Updated: Mar 2, 2020
Under fire processed food manufacturers Threadbone Heavy Chemicals are once again in the dock today as health experts suggest that the Company's breakfast cereal products may not be as healthy as their nutritionists claim. Scientists working for the Dorset Public Health Institute were said to be concerned at recent findings which suggested that health-related claims made for the product were "some way off being even remotely true".
Attention has focused particularly on their Golden Brian's brand which the Company itself claims are "deliciously over-sweetened industrially-processed cereal cushions" and which are designed to appeal to young children in particular. More than a million packets are sold annually through Waitaminute superstores alone.

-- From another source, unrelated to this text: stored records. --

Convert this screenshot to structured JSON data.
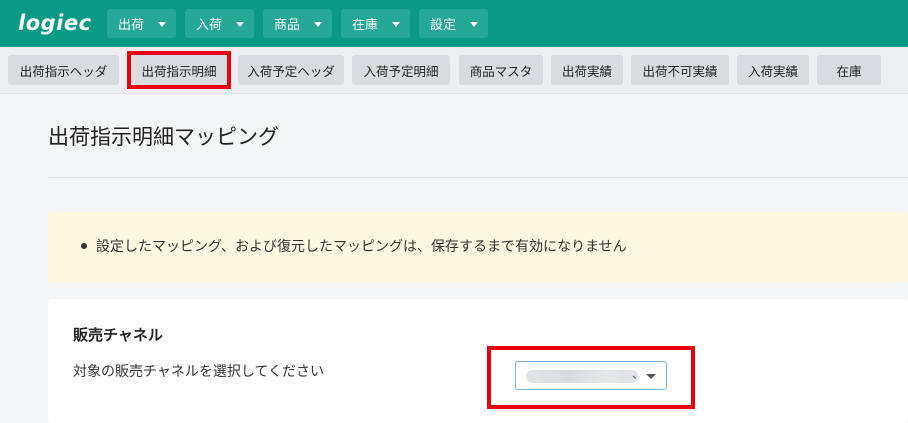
{
  "header": {
    "logo": "logiec",
    "menus": [
      {
        "label": "出荷"
      },
      {
        "label": "入荷"
      },
      {
        "label": "商品"
      },
      {
        "label": "在庫"
      },
      {
        "label": "設定"
      }
    ]
  },
  "subnav": {
    "tabs": [
      {
        "label": "出荷指示ヘッダ"
      },
      {
        "label": "出荷指示明細",
        "active": true
      },
      {
        "label": "入荷予定ヘッダ"
      },
      {
        "label": "入荷予定明細"
      },
      {
        "label": "商品マスタ"
      },
      {
        "label": "出荷実績"
      },
      {
        "label": "出荷不可実績"
      },
      {
        "label": "入荷実績"
      },
      {
        "label": "在庫"
      }
    ]
  },
  "page": {
    "title": "出荷指示明細マッピング",
    "notice": "設定したマッピング、および復元したマッピングは、保存するまで有効になりません"
  },
  "sales_channel": {
    "title": "販売チャネル",
    "label": "対象の販売チャネルを選択してください",
    "selected_suffix": "、"
  },
  "colors": {
    "brand": "#0b9a86",
    "highlight": "#e60012",
    "notice_bg": "#fef7e1"
  }
}
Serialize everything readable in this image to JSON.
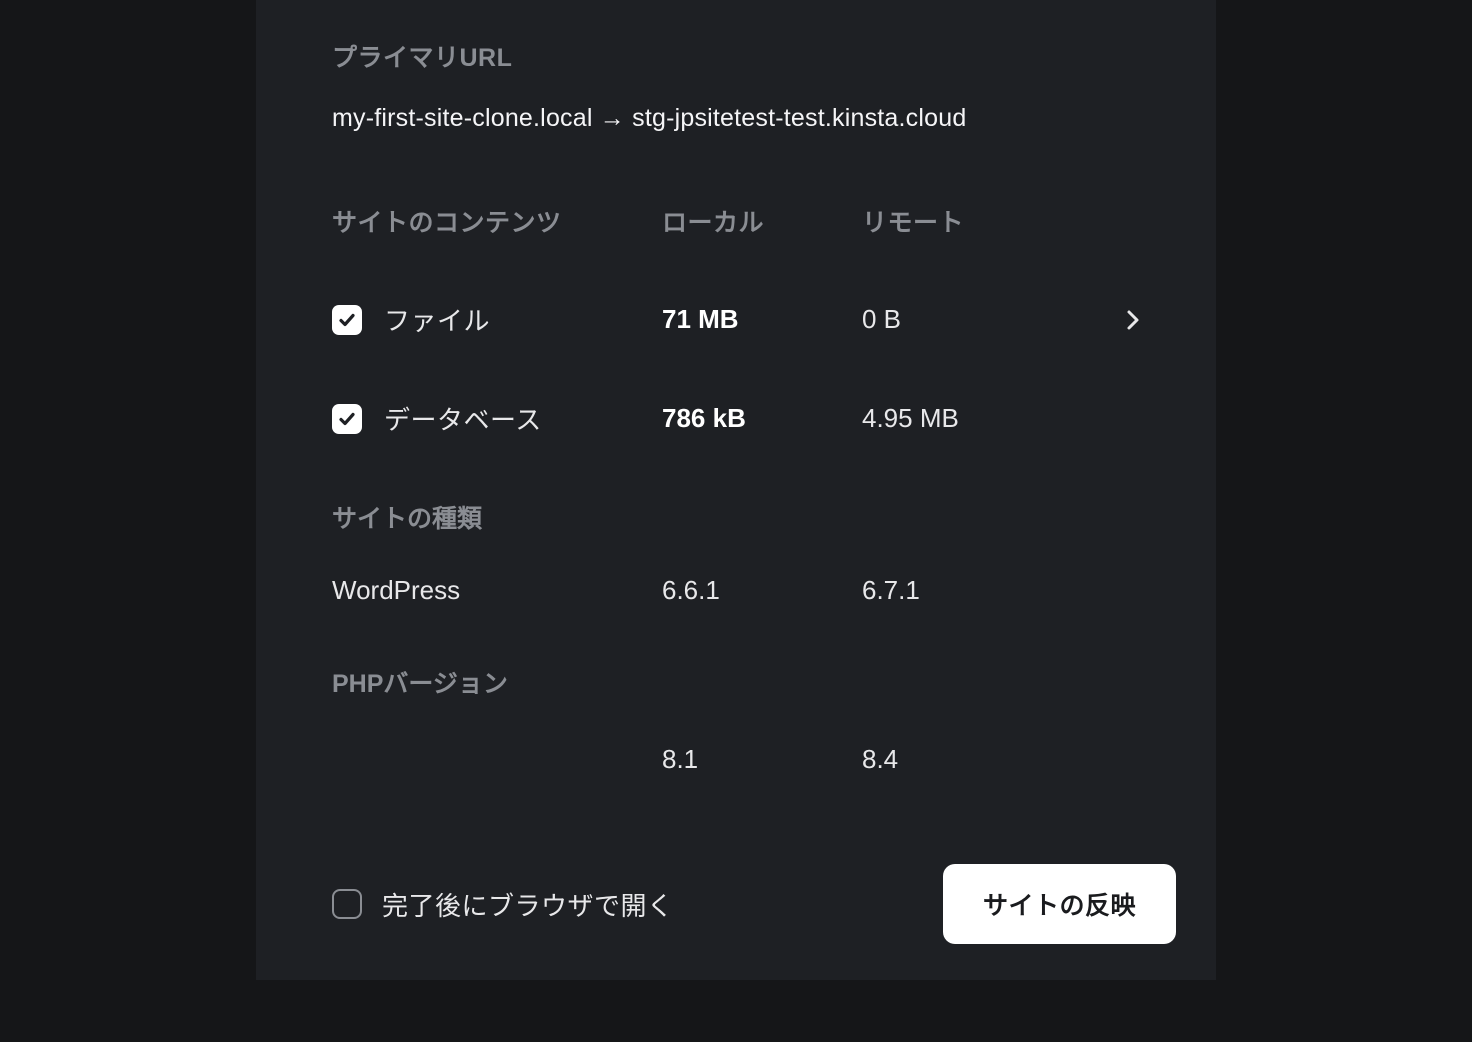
{
  "primary_url": {
    "label": "プライマリURL",
    "local": "my-first-site-clone.local",
    "arrow": "→",
    "remote": "stg-jpsitetest-test.kinsta.cloud"
  },
  "headers": {
    "content": "サイトのコンテンツ",
    "local": "ローカル",
    "remote": "リモート"
  },
  "rows": {
    "files": {
      "label": "ファイル",
      "local": "71 MB",
      "remote": "0 B",
      "checked": true,
      "expandable": true
    },
    "database": {
      "label": "データベース",
      "local": "786 kB",
      "remote": "4.95 MB",
      "checked": true,
      "expandable": false
    }
  },
  "site_type": {
    "label": "サイトの種類",
    "name": "WordPress",
    "local": "6.6.1",
    "remote": "6.7.1"
  },
  "php": {
    "label": "PHPバージョン",
    "local": "8.1",
    "remote": "8.4"
  },
  "footer": {
    "open_browser_label": "完了後にブラウザで開く",
    "open_browser_checked": false,
    "push_button": "サイトの反映"
  }
}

Launched in 2011 amidst a fanfare of claimed health benefits, the cereal has traded on its child-friendly and highly popular cartoon character "Brian" - modelled, some claim, on Professor Brian Thrupiece the well-known Culinary Bio-ethicist, author and champion horizontal jogger. Though the Company has never publicly acknowledged the connection, marketing experts believe that the ploy - if such it is - has been a remarkably successful one. "A symbol of ethical probity as well as nutritional innovation, Professor Thrupiece is the perfect embodiment of everything the Threadbone Corporation hopes consumers will believe Golden Brian's to be", says cereal marketing guru Bran Flaykes, "and this annexation of his name and reputation undoubtedly explains the popularity of the cereal amongst parents wanting to do the right thing for their children".
Though doubts about the product - as well as the manufacturer's advice that it is best served with "heaps more sugar and a generous helping of syrup-infused whole milk" - have been voiced before, recent tests have gone further than ever in questioning the safety of the chemical composition of the "cushions" themselves. According to the latest reports they contain "no traceable organic material that could reasonably be described as a foodstuff at all". Whilst many will be scandalised by this assertion - which no one at the Corporation was today willing to refute - others will take comfort in the fact that any such finding proves beyond doubt the lineal ancestry of Golden Brian's and their strict adherence to the nutritional principles which have always guided the creation of products badged under the thrupiecediet. Whilst the Threadbone Corporation has never sought to exploit any such link, it remains the case that any impression that any of the proven benefits of fluff-based dietary regimes may also accrue to those force-feeding their children cereal cushions, will be of untold benefit to the Company. "This will be a real plank in the corporate defence of the cereal" says corporate defence lawyer Indy Fensible. "For the Company its win-win. The more critics claim the cereals are not food, the more the Company can claim they are healthy. Frankly they'd be better off taking the line that they rot your teeth and ruin your stomach lining but its not for me to advise them and - of course - I'd rather they didn't. It would make my job as a corporate defence lawyer ever so difficult".